Revelations and Decisions: Changed Desire and Motive, John Truby, The Anatomy of Story, p. 286–288
At this point in the story, the hero gets a revelation — or reveal — which is a surprising piece of new information. This information forces him to make a decision and move in a new direction. It also causes hum to adjust his desire and his motive. Motive is why the hero wants the goal. All four of these events — revelation, decision, changed desire, and changed motive — should occur at the sime time.
The reveals are the keys to the plot, and they are usually missing in average stories. In many ways, the quality of your plot comes down to the quality of your revelations. Keep these techniques in mind:
The best reveals are those where the hero gets information about an opponent. This kind of information intensifies the conflict and has the most effect on the outcome of the plot.
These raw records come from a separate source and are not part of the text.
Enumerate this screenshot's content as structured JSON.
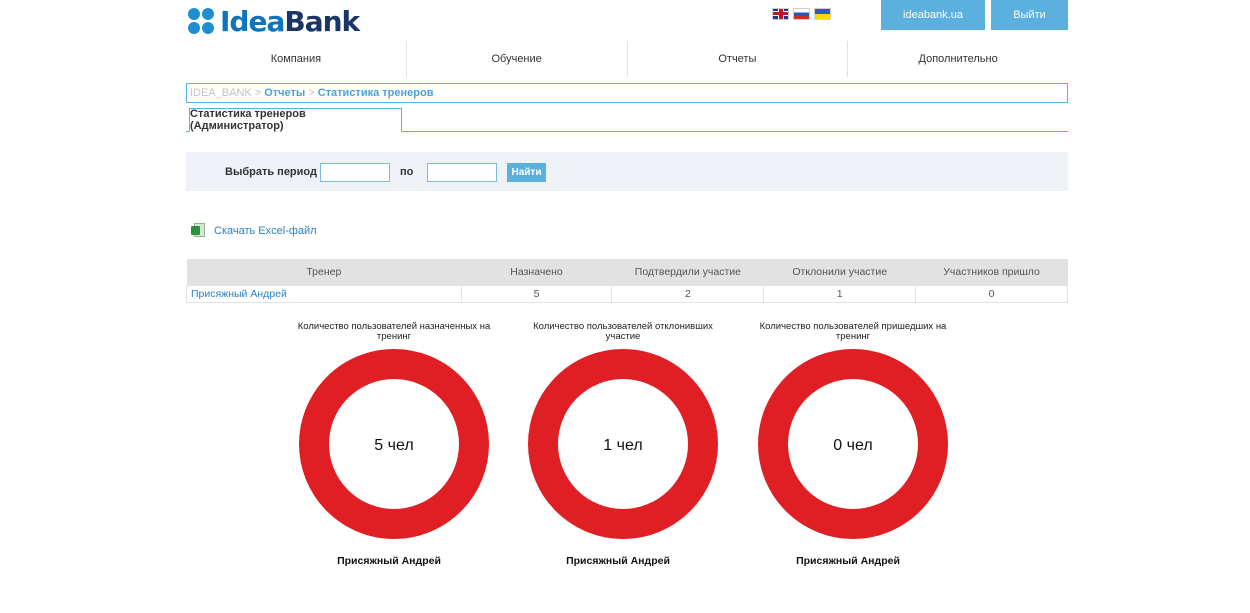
{
  "header": {
    "logo_idea": "Idea",
    "logo_bank": "Bank",
    "site_button": "ideabank.ua",
    "exit_button": "Выйти",
    "flags": [
      "flag-uk-icon",
      "flag-ru-icon",
      "flag-ua-icon"
    ]
  },
  "nav": [
    "Компания",
    "Обучение",
    "Отчеты",
    "Дополнительно"
  ],
  "breadcrumb": {
    "root": "IDEA_BANK",
    "sep": ">",
    "items": [
      "Отчеты",
      "Статистика тренеров"
    ]
  },
  "tab": "Статистика тренеров (Администратор)",
  "filter": {
    "label": "Выбрать период с",
    "to": "по",
    "from_value": "",
    "to_value": "",
    "button": "Найти"
  },
  "excel_link": "Скачать Excel-файл",
  "table": {
    "headers": [
      "Тренер",
      "Назначено",
      "Подтвердили участие",
      "Отклонили участие",
      "Участников пришло"
    ],
    "rows": [
      [
        "Присяжный Андрей",
        "5",
        "2",
        "1",
        "0"
      ]
    ]
  },
  "colors": {
    "accent": "#5bb0de",
    "ring": "#e01f24"
  },
  "chart_data": [
    {
      "type": "pie",
      "title": "Количество пользователей назначенных на тренинг",
      "center_label": "5 чел",
      "value": 5,
      "slices": [
        {
          "name": "Присяжный Андрей",
          "value": 5
        }
      ]
    },
    {
      "type": "pie",
      "title": "Количество пользователей отклонивших участие",
      "center_label": "1 чел",
      "value": 1,
      "slices": [
        {
          "name": "Присяжный Андрей",
          "value": 1
        }
      ]
    },
    {
      "type": "pie",
      "title": "Количество пользователей пришедших на тренинг",
      "center_label": "0 чел",
      "value": 0,
      "slices": [
        {
          "name": "Присяжный Андрей",
          "value": 0
        }
      ]
    }
  ]
}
The changed desire must be a bend of the original desire, not a break in it. Think of the changed desire as a river that changes course. You don’t want to give your hero an entirely new desire at this point, or you have started a new story. You want to adjust, intensify, and build the original desire line.
Each revelation must be explosive and progressively stronger than the one that preceded it. The information should be important, or it won’t pop the story. And each reveal should build on the one before it. When we talk about the plot “thickening”, this is what is actually happening. Think of the revelations as the gears in a car. With each reveal the car (story) picks up speed until at the final one the vehicle is zooming. The audience has no idea how they ended up moving so fast, but they sure are having a good time.
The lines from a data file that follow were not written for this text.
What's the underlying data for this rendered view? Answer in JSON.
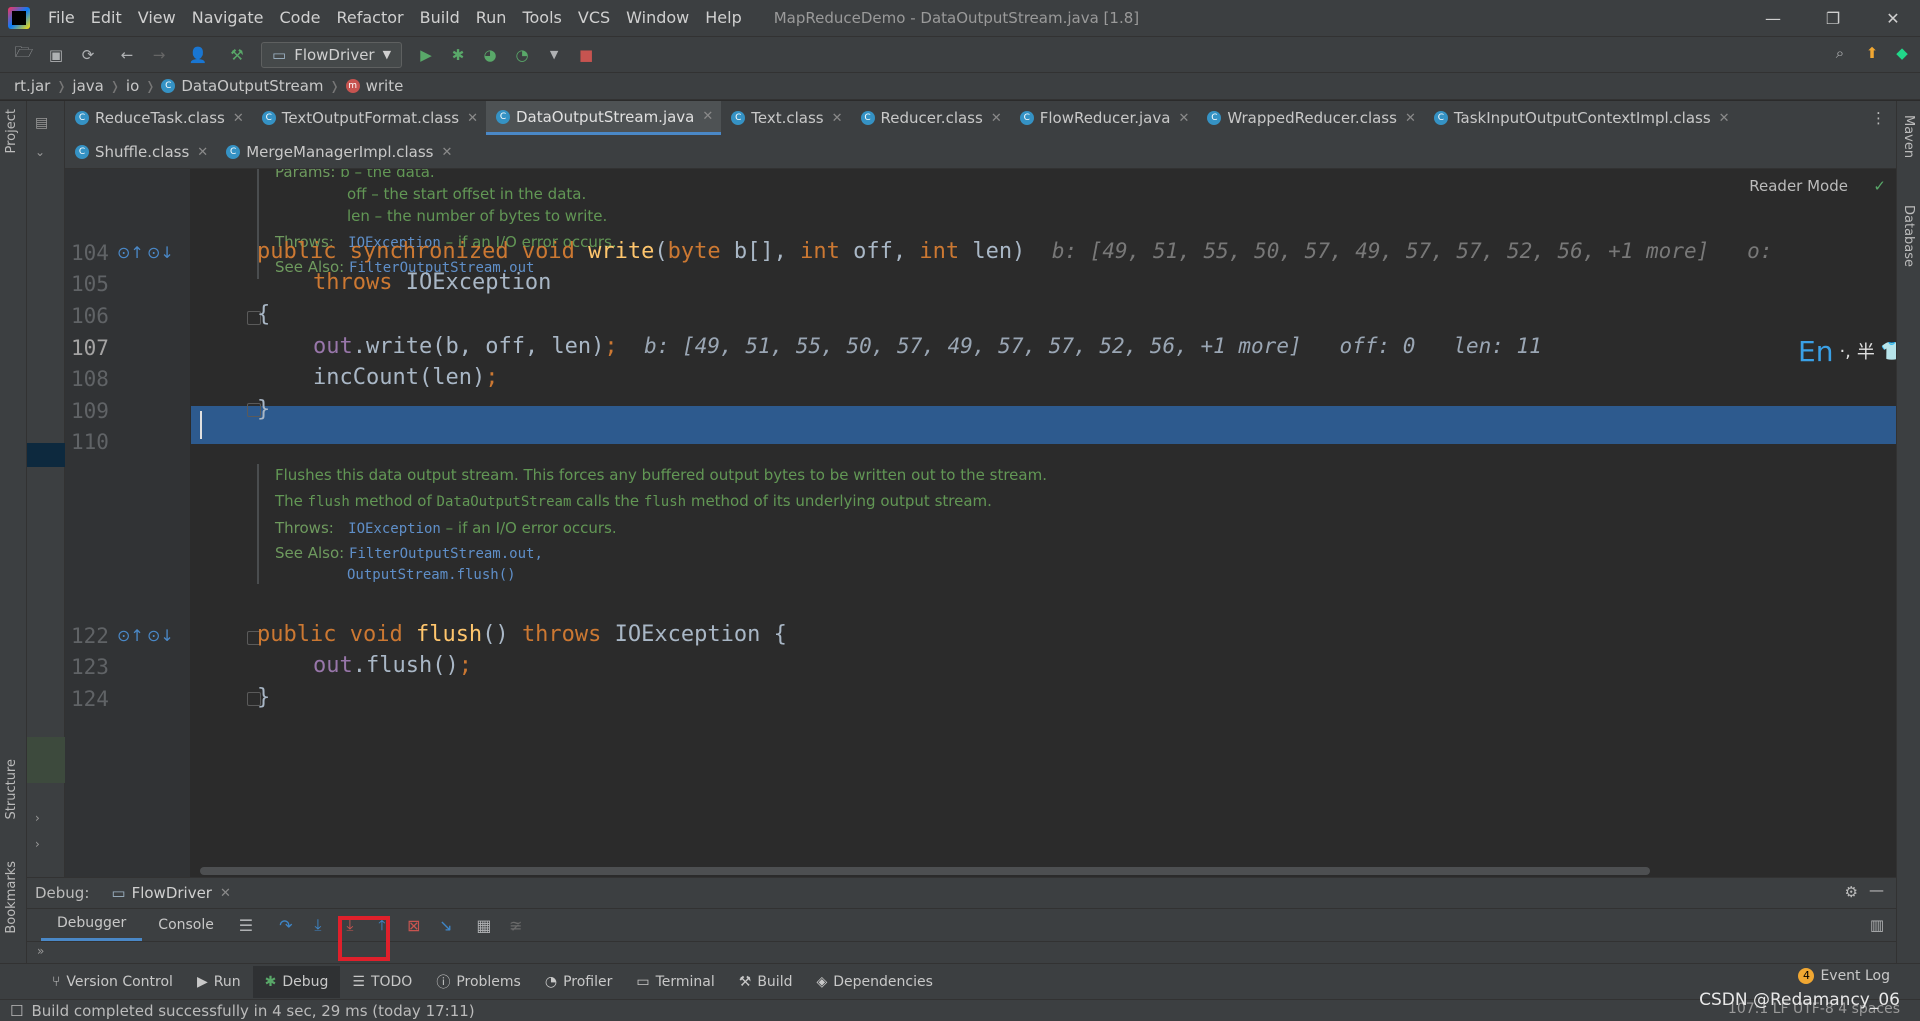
{
  "window": {
    "title": "MapReduceDemo - DataOutputStream.java [1.8]",
    "menu": [
      "File",
      "Edit",
      "View",
      "Navigate",
      "Code",
      "Refactor",
      "Build",
      "Run",
      "Tools",
      "VCS",
      "Window",
      "Help"
    ]
  },
  "toolbar": {
    "run_config": "FlowDriver"
  },
  "breadcrumb": [
    "rt.jar",
    "java",
    "io",
    "DataOutputStream",
    "write"
  ],
  "tabs_row1": [
    {
      "label": "ReduceTask.class"
    },
    {
      "label": "TextOutputFormat.class"
    },
    {
      "label": "DataOutputStream.java",
      "active": true
    },
    {
      "label": "Text.class"
    },
    {
      "label": "Reducer.class"
    },
    {
      "label": "FlowReducer.java"
    },
    {
      "label": "WrappedReducer.class"
    },
    {
      "label": "TaskInputOutputContextImpl.class"
    }
  ],
  "tabs_row2": [
    {
      "label": "Shuffle.class"
    },
    {
      "label": "MergeManagerImpl.class"
    }
  ],
  "editor": {
    "reader_mode": "Reader Mode",
    "doc1": {
      "params_label": "Params:",
      "p0": "b – the data.",
      "p1": "off – the start offset in the data.",
      "p2": "len – the number of bytes to write.",
      "throws_label": "Throws:",
      "throws_code": "IOException",
      "throws_text": " – if an I/O error occurs.",
      "see_label": "See Also:",
      "see_code": "FilterOutputStream.out"
    },
    "lines": {
      "l104": "104",
      "l105": "105",
      "l106": "106",
      "l107": "107",
      "l108": "108",
      "l109": "109",
      "l110": "110",
      "l122": "122",
      "l123": "123",
      "l124": "124"
    },
    "code": {
      "c104_kw": "public synchronized void ",
      "c104_fn": "write",
      "c104_a": "(",
      "c104_kw2": "byte",
      "c104_b": " b[], ",
      "c104_kw3": "int",
      "c104_c": " off, ",
      "c104_kw4": "int",
      "c104_d": " len)",
      "c104_hint": "b: [49, 51, 55, 50, 57, 49, 57, 57, 52, 56, +1 more]   o:",
      "c105_kw": "throws",
      "c105_b": " IOException",
      "c106": "{",
      "c107_fld": "out",
      "c107_a": ".write(b, off, len)",
      "c107_semi": ";",
      "c107_hint": "b: [49, 51, 55, 50, 57, 49, 57, 57, 52, 56, +1 more]   off: 0   len: 11",
      "c108_a": "incCount(len)",
      "c108_semi": ";",
      "c109": "}",
      "c122_kw": "public void ",
      "c122_fn": "flush",
      "c122_a": "() ",
      "c122_kw2": "throws",
      "c122_b": " IOException {",
      "c123_fld": "out",
      "c123_a": ".flush()",
      "c123_semi": ";",
      "c124": "}"
    },
    "doc2": {
      "t1": "Flushes this data output stream. This forces any buffered output bytes to be written out to the stream.",
      "t2a": "The ",
      "t2b": "flush",
      "t2c": " method of ",
      "t2d": "DataOutputStream",
      "t2e": " calls the ",
      "t2f": "flush",
      "t2g": " method of its underlying output stream.",
      "throws_label": "Throws:",
      "throws_code": "IOException",
      "throws_text": " – if an I/O error occurs.",
      "see_label": "See Also:",
      "see_code1": "FilterOutputStream.out,",
      "see_code2": "OutputStream.flush()"
    },
    "ime": {
      "en": "En",
      "punct": "·,",
      "half": "半"
    }
  },
  "debug": {
    "label": "Debug:",
    "session": "FlowDriver",
    "tabs": [
      "Debugger",
      "Console"
    ]
  },
  "tool_windows": [
    "Version Control",
    "Run",
    "Debug",
    "TODO",
    "Problems",
    "Profiler",
    "Terminal",
    "Build",
    "Dependencies"
  ],
  "right_tools": [
    "Maven",
    "Database"
  ],
  "left_tools": [
    "Project",
    "Structure",
    "Bookmarks"
  ],
  "event_log": {
    "count": "4",
    "label": "Event Log"
  },
  "status": {
    "message": "Build completed successfully in 4 sec, 29 ms (today 17:11)",
    "right": "107:1   LF   UTF-8   4 spaces"
  },
  "watermark": "CSDN @Redamancy_06"
}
If your revelations don’t build in intensity, the plot will stall or even decline. This is deadly. Avoid it at all costs.
Note that Hollywood has become more plot-conscious in recent years, and that makes many screenwriter’s reliance on three-act structure even more dangerous. Three-act structure, you will recall, requires that your story have two or three plot points (reveals). Aside from the fact that this advice is just plain wrong, it will give you a lousy plot with no change of competing in the real world of professional screenwriting. The average hit film in Hollywood today has seven to ten major reveals. Some kinds of stories, including detective stories and thrillers, have even more. The sooner you abandon three-act structure and learn the techniques of advanced plotting, the better off you will be.
a) Revelation: Ilsa shows up at Rick’s bar later that night.
b) Decision: Rick decides to hurt her as deeply as he can.
c) Changed Desire: Until Ilsa arrived, Rick simply wanted to run his bar, make money, and be left alone. Now he wants her to feel as much pain as he feels.
d) Changed Motive: She deserves it for breaking his heart in Paris.
a) Revelation: Michael realizes he has real power when “Dorothy” acts like a bitch at the soap opera audition and gives Ron, the director, a piece of her mind.
b) Decision: Michael, as Dorothy, decides to behave like a no-nonsense, powerful woman.
c) Changed Desire: No change, Michael still wants the job.
d) Changed Motive: Now he sees how to have the job on his terms.
TWENTY-TWO STEPS TECHNIQUE: ADDED REVELATIONS
The more revelations you have, the richer and more complex the plot. Every time your hero or audience gains new information, that’s a revelation.
KEY POINT: The revelation should be important enough to cause your hero to make a decision and change his course of action.
a) Revelation: Michael realizes he is attracted to Julie, one of the actresses on the show.
b) Decision: Michael decides to become friends with Julie.
c) Changed Desire: Michael wants Julie.
d) Changed Motive: He is falling in love with her.